Your objective: Only lines that contain the word "emoji" belong in the answer; copy them from the records below.

Web page and app entries
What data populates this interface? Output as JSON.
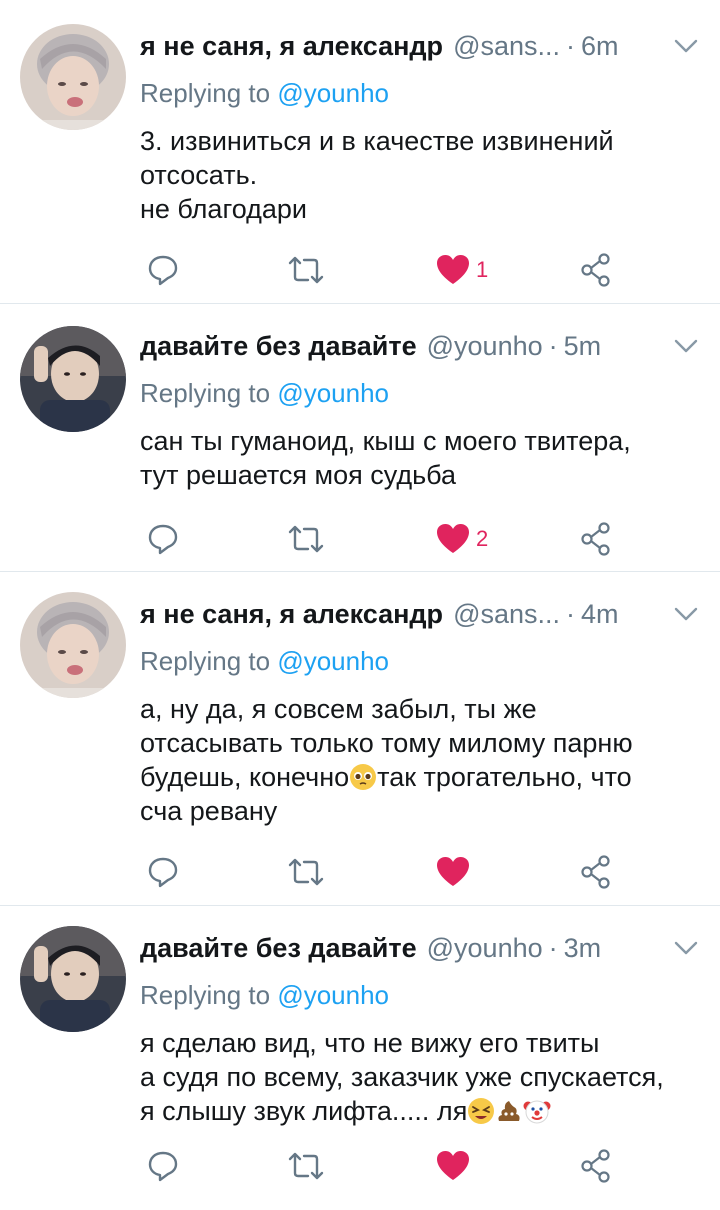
{
  "colors": {
    "link": "#1da1f2",
    "muted": "#657786",
    "like": "#e0245e",
    "divider": "#e1e8ed"
  },
  "tweets": [
    {
      "name": "я не саня, я александр",
      "handle": "@sans...",
      "time": "6m",
      "replying_prefix": "Replying to ",
      "replying_to": "@younho",
      "lines": [
        "3. извиниться и в качестве извинений",
        "отсосать.",
        "не благодари"
      ],
      "liked": true,
      "like_count": "1",
      "avatar": "avatar-light-hair"
    },
    {
      "name": "давайте без давайте",
      "handle": "@younho",
      "time": "5m",
      "replying_prefix": "Replying to ",
      "replying_to": "@younho",
      "lines": [
        "сан ты гуманоид, кыш с моего твитера,",
        "тут решается моя судьба"
      ],
      "liked": true,
      "like_count": "2",
      "avatar": "avatar-dark-hair"
    },
    {
      "name": "я не саня, я александр",
      "handle": "@sans...",
      "time": "4m",
      "replying_prefix": "Replying to ",
      "replying_to": "@younho",
      "lines": [
        "а, ну да, я совсем забыл, ты же",
        "отсасывать только тому милому парню",
        "будешь, конечно",
        "так трогательно, что",
        "сча ревану"
      ],
      "liked": true,
      "like_count": "",
      "avatar": "avatar-light-hair"
    },
    {
      "name": "давайте без давайте",
      "handle": "@younho",
      "time": "3m",
      "replying_prefix": "Replying to ",
      "replying_to": "@younho",
      "lines": [
        "я сделаю вид, что не вижу его твиты",
        "а судя по всему, заказчик уже спускается,",
        "я слышу звук лифта..... ля"
      ],
      "liked": true,
      "like_count": "",
      "avatar": "avatar-dark-hair"
    }
  ],
  "icons": {
    "reply": "reply-icon",
    "retweet": "retweet-icon",
    "like": "heart-icon",
    "share": "share-icon",
    "menu": "chevron-down-icon",
    "emoji_pleading": "pleading-face-emoji",
    "emoji_tired": "tired-face-emoji",
    "emoji_poop": "poop-emoji",
    "emoji_clown": "clown-face-emoji"
  }
}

Written response:
    "emoji_pleading": "pleading-face-emoji",
    "emoji_tired": "tired-face-emoji",
    "emoji_poop": "poop-emoji",
    "emoji_clown": "clown-face-emoji"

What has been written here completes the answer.